Segment Open

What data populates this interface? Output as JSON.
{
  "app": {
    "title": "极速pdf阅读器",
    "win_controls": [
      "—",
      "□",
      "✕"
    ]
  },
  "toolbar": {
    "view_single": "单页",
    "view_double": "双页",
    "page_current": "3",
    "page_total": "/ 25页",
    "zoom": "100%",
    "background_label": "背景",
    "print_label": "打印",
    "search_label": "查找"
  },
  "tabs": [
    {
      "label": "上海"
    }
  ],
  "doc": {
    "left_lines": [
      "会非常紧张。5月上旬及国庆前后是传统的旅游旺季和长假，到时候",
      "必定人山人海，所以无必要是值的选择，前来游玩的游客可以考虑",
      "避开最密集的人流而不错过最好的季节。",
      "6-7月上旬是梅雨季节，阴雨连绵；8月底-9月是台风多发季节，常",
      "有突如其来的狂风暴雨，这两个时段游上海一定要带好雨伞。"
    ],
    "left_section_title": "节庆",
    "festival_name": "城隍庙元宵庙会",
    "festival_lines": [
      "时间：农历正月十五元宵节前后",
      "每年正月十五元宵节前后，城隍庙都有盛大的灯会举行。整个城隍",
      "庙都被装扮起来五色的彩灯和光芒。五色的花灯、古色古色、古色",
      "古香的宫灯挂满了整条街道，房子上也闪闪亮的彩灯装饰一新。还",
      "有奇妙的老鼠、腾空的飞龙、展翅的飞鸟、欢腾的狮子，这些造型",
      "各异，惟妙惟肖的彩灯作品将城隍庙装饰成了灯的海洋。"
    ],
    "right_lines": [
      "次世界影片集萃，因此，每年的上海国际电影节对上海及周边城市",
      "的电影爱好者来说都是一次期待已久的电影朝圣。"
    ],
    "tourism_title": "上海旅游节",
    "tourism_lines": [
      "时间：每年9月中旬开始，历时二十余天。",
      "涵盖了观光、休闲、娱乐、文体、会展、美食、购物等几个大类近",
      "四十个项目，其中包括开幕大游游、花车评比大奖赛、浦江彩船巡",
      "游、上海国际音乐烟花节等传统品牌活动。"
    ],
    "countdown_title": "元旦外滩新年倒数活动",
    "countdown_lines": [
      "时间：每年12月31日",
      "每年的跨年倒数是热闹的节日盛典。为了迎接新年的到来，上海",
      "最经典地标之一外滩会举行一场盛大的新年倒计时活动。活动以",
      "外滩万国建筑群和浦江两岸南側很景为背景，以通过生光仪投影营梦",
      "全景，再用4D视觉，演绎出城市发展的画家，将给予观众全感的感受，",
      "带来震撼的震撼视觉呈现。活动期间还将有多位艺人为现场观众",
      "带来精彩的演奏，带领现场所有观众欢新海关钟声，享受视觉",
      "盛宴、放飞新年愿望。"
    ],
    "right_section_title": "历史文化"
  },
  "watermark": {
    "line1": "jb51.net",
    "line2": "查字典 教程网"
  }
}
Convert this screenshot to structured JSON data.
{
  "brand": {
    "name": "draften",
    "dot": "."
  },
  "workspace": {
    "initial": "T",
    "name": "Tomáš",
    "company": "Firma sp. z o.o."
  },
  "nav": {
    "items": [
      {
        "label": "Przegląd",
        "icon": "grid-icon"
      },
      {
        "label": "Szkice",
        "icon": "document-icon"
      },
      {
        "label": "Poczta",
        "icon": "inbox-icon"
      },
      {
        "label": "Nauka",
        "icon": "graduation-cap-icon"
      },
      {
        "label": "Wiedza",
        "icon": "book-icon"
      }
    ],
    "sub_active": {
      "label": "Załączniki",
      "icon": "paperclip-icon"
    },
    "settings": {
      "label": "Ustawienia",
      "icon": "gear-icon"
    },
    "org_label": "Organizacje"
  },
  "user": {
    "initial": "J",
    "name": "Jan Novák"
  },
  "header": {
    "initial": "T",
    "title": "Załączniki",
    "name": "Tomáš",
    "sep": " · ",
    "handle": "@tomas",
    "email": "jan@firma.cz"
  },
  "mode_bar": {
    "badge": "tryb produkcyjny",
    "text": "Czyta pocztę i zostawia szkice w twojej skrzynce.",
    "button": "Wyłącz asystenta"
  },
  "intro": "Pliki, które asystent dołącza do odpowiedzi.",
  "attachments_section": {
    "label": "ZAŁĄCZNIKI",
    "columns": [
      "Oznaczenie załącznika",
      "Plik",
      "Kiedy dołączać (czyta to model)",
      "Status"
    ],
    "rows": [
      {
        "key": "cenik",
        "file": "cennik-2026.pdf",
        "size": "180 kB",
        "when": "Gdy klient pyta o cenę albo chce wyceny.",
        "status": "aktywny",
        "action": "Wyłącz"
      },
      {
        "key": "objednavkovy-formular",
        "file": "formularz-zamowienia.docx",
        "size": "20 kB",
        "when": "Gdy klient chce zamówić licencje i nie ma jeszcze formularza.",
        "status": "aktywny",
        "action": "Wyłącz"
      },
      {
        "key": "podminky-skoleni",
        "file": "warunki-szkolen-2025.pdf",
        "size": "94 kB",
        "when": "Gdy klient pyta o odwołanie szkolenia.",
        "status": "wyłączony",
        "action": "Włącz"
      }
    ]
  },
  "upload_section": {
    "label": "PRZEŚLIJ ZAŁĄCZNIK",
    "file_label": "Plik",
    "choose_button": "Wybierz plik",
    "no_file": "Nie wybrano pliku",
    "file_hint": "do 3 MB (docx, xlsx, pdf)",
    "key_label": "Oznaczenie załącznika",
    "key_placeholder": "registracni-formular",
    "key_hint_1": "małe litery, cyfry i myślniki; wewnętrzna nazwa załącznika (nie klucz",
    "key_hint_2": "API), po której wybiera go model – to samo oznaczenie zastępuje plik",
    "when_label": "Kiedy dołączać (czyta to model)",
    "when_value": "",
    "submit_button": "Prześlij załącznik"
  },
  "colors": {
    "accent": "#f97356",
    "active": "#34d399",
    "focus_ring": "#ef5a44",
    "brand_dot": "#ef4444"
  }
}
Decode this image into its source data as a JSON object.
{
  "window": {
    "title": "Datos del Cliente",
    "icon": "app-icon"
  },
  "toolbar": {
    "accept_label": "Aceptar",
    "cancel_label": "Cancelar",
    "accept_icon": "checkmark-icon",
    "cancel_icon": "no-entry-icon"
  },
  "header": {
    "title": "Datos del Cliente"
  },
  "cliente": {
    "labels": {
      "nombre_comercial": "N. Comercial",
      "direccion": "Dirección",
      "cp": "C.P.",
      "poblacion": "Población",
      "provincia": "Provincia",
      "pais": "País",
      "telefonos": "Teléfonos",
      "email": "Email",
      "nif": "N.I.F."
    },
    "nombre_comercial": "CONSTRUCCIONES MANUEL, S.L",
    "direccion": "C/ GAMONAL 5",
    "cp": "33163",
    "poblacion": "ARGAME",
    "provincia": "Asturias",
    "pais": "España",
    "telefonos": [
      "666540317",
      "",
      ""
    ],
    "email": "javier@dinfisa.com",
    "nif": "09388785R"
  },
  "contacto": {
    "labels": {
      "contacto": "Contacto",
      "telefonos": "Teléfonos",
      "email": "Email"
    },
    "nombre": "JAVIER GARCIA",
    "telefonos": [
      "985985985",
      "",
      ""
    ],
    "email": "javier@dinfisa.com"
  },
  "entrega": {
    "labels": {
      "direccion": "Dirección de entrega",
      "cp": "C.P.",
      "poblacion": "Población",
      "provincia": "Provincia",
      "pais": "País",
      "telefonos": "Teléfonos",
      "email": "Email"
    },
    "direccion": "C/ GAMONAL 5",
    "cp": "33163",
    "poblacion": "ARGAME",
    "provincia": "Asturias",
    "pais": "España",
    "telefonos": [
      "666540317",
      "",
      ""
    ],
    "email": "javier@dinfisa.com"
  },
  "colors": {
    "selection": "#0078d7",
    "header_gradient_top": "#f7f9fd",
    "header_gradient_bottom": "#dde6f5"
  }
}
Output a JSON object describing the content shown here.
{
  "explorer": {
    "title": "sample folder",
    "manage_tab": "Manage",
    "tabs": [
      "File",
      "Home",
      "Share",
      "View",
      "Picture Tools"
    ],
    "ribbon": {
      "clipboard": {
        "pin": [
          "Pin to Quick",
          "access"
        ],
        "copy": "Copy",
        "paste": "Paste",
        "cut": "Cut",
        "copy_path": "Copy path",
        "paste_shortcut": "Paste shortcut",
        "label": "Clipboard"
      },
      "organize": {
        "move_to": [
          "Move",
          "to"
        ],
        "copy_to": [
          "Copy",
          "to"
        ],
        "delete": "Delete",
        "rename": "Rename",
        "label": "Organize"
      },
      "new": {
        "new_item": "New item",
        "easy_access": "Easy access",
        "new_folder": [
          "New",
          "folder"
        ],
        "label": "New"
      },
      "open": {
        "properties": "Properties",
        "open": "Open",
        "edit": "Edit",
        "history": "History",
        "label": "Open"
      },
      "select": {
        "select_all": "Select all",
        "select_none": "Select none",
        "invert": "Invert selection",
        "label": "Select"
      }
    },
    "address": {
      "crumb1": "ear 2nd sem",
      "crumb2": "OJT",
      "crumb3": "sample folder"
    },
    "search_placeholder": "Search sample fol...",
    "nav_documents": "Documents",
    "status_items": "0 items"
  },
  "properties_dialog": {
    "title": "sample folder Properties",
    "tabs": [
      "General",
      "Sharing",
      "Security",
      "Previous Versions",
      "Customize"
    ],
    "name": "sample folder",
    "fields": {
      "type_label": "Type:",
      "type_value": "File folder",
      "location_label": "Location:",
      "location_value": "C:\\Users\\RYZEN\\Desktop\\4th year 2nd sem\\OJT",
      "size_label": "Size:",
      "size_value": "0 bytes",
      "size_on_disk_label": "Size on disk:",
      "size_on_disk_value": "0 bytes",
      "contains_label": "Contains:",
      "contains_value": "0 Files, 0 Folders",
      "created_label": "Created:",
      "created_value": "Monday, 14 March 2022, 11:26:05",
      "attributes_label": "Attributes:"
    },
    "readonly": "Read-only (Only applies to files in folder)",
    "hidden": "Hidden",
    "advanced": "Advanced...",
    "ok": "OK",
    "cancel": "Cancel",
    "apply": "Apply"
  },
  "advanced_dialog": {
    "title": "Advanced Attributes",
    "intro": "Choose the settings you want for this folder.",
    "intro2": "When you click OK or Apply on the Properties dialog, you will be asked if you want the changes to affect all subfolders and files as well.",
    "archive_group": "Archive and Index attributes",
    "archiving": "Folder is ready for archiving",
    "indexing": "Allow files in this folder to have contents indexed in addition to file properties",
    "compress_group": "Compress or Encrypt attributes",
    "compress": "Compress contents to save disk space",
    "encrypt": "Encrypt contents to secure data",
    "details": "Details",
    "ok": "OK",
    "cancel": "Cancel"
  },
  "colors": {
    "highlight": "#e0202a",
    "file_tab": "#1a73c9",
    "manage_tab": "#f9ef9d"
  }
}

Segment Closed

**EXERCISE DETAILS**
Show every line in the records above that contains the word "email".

**YOUR RESPONSE**
    "email": "jan@firma.cz"
      "email": "Email",
    "email": "javier@dinfisa.com",
      "email": "Email"
    "email": "javier@dinfisa.com"
      "email": "Email"
    "email": "javier@dinfisa.com"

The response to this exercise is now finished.